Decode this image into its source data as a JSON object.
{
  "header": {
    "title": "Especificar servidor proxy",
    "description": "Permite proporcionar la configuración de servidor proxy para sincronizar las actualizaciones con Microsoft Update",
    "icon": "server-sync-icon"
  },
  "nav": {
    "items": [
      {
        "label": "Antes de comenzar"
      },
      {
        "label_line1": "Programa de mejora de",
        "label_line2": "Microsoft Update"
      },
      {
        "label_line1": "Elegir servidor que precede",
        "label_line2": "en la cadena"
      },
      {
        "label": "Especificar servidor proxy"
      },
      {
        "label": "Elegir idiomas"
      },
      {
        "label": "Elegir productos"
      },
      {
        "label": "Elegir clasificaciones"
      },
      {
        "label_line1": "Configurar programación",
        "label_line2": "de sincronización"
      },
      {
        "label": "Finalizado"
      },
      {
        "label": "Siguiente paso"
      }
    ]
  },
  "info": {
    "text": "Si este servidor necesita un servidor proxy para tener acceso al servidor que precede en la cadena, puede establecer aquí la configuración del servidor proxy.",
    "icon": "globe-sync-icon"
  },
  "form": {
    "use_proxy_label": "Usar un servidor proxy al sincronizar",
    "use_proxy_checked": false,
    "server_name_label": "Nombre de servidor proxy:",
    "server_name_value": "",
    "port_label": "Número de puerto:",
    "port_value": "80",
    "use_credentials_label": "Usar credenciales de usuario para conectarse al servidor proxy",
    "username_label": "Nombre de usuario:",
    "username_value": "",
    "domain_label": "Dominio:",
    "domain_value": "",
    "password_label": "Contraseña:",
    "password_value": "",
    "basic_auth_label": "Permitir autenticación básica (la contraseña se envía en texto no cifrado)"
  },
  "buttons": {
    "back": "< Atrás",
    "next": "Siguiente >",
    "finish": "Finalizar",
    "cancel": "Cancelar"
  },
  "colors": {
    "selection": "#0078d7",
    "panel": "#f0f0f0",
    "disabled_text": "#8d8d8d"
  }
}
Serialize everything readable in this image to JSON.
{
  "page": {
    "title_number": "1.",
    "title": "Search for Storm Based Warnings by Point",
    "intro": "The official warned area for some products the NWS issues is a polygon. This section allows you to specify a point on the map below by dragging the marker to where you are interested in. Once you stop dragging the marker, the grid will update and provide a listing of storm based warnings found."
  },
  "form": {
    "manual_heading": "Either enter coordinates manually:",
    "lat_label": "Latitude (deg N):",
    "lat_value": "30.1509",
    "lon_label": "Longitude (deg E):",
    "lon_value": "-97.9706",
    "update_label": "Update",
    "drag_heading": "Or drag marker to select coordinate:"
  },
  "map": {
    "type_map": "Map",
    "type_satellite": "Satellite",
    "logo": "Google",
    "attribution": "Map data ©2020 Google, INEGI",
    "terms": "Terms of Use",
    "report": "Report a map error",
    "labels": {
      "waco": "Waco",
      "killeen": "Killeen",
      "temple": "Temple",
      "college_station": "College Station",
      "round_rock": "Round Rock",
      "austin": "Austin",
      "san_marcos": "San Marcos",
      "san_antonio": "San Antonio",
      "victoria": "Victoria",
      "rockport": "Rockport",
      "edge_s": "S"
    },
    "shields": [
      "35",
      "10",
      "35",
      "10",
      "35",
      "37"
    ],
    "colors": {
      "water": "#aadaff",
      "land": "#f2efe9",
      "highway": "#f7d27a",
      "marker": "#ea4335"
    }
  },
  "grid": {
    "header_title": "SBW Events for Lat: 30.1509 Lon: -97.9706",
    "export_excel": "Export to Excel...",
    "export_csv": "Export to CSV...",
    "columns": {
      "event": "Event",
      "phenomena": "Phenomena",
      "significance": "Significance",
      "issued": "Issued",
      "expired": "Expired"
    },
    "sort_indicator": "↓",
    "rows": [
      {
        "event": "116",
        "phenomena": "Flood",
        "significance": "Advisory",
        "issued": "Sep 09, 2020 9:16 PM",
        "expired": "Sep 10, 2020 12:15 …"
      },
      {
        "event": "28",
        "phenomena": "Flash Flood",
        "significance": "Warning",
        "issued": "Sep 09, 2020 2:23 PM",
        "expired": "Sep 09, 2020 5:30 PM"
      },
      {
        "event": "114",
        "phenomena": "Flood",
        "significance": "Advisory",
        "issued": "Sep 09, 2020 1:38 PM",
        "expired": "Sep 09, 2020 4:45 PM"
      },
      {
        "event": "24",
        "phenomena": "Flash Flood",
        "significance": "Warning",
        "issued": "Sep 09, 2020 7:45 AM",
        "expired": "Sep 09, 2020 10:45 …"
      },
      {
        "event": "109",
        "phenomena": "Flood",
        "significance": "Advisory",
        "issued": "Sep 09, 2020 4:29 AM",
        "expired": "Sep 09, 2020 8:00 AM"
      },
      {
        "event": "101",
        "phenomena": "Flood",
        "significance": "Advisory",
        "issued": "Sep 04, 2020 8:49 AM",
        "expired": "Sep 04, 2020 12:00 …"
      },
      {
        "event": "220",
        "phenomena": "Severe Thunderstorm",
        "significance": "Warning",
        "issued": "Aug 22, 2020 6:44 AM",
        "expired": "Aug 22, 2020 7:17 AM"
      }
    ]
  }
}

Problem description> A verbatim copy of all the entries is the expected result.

Reply>
Decode this image into its source data as a JSON object.
{
  "header": {
    "title": "Especificar servidor proxy",
    "description": "Permite proporcionar la configuración de servidor proxy para sincronizar las actualizaciones con Microsoft Update",
    "icon": "server-sync-icon"
  },
  "nav": {
    "items": [
      {
        "label": "Antes de comenzar"
      },
      {
        "label_line1": "Programa de mejora de",
        "label_line2": "Microsoft Update"
      },
      {
        "label_line1": "Elegir servidor que precede",
        "label_line2": "en la cadena"
      },
      {
        "label": "Especificar servidor proxy"
      },
      {
        "label": "Elegir idiomas"
      },
      {
        "label": "Elegir productos"
      },
      {
        "label": "Elegir clasificaciones"
      },
      {
        "label_line1": "Configurar programación",
        "label_line2": "de sincronización"
      },
      {
        "label": "Finalizado"
      },
      {
        "label": "Siguiente paso"
      }
    ]
  },
  "info": {
    "text": "Si este servidor necesita un servidor proxy para tener acceso al servidor que precede en la cadena, puede establecer aquí la configuración del servidor proxy.",
    "icon": "globe-sync-icon"
  },
  "form": {
    "use_proxy_label": "Usar un servidor proxy al sincronizar",
    "use_proxy_checked": false,
    "server_name_label": "Nombre de servidor proxy:",
    "server_name_value": "",
    "port_label": "Número de puerto:",
    "port_value": "80",
    "use_credentials_label": "Usar credenciales de usuario para conectarse al servidor proxy",
    "username_label": "Nombre de usuario:",
    "username_value": "",
    "domain_label": "Dominio:",
    "domain_value": "",
    "password_label": "Contraseña:",
    "password_value": "",
    "basic_auth_label": "Permitir autenticación básica (la contraseña se envía en texto no cifrado)"
  },
  "buttons": {
    "back": "< Atrás",
    "next": "Siguiente >",
    "finish": "Finalizar",
    "cancel": "Cancelar"
  },
  "colors": {
    "selection": "#0078d7",
    "panel": "#f0f0f0",
    "disabled_text": "#8d8d8d"
  }
}
Serialize everything readable in this image to JSON.
{
  "page": {
    "title_number": "1.",
    "title": "Search for Storm Based Warnings by Point",
    "intro": "The official warned area for some products the NWS issues is a polygon. This section allows you to specify a point on the map below by dragging the marker to where you are interested in. Once you stop dragging the marker, the grid will update and provide a listing of storm based warnings found."
  },
  "form": {
    "manual_heading": "Either enter coordinates manually:",
    "lat_label": "Latitude (deg N):",
    "lat_value": "30.1509",
    "lon_label": "Longitude (deg E):",
    "lon_value": "-97.9706",
    "update_label": "Update",
    "drag_heading": "Or drag marker to select coordinate:"
  },
  "map": {
    "type_map": "Map",
    "type_satellite": "Satellite",
    "logo": "Google",
    "attribution": "Map data ©2020 Google, INEGI",
    "terms": "Terms of Use",
    "report": "Report a map error",
    "labels": {
      "waco": "Waco",
      "killeen": "Killeen",
      "temple": "Temple",
      "college_station": "College Station",
      "round_rock": "Round Rock",
      "austin": "Austin",
      "san_marcos": "San Marcos",
      "san_antonio": "San Antonio",
      "victoria": "Victoria",
      "rockport": "Rockport",
      "edge_s": "S"
    },
    "shields": [
      "35",
      "10",
      "35",
      "10",
      "35",
      "37"
    ],
    "colors": {
      "water": "#aadaff",
      "land": "#f2efe9",
      "highway": "#f7d27a",
      "marker": "#ea4335"
    }
  },
  "grid": {
    "header_title": "SBW Events for Lat: 30.1509 Lon: -97.9706",
    "export_excel": "Export to Excel...",
    "export_csv": "Export to CSV...",
    "columns": {
      "event": "Event",
      "phenomena": "Phenomena",
      "significance": "Significance",
      "issued": "Issued",
      "expired": "Expired"
    },
    "sort_indicator": "↓",
    "rows": [
      {
        "event": "116",
        "phenomena": "Flood",
        "significance": "Advisory",
        "issued": "Sep 09, 2020 9:16 PM",
        "expired": "Sep 10, 2020 12:15 …"
      },
      {
        "event": "28",
        "phenomena": "Flash Flood",
        "significance": "Warning",
        "issued": "Sep 09, 2020 2:23 PM",
        "expired": "Sep 09, 2020 5:30 PM"
      },
      {
        "event": "114",
        "phenomena": "Flood",
        "significance": "Advisory",
        "issued": "Sep 09, 2020 1:38 PM",
        "expired": "Sep 09, 2020 4:45 PM"
      },
      {
        "event": "24",
        "phenomena": "Flash Flood",
        "significance": "Warning",
        "issued": "Sep 09, 2020 7:45 AM",
        "expired": "Sep 09, 2020 10:45 …"
      },
      {
        "event": "109",
        "phenomena": "Flood",
        "significance": "Advisory",
        "issued": "Sep 09, 2020 4:29 AM",
        "expired": "Sep 09, 2020 8:00 AM"
      },
      {
        "event": "101",
        "phenomena": "Flood",
        "significance": "Advisory",
        "issued": "Sep 04, 2020 8:49 AM",
        "expired": "Sep 04, 2020 12:00 …"
      },
      {
        "event": "220",
        "phenomena": "Severe Thunderstorm",
        "significance": "Warning",
        "issued": "Aug 22, 2020 6:44 AM",
        "expired": "Aug 22, 2020 7:17 AM"
      }
    ]
  }
}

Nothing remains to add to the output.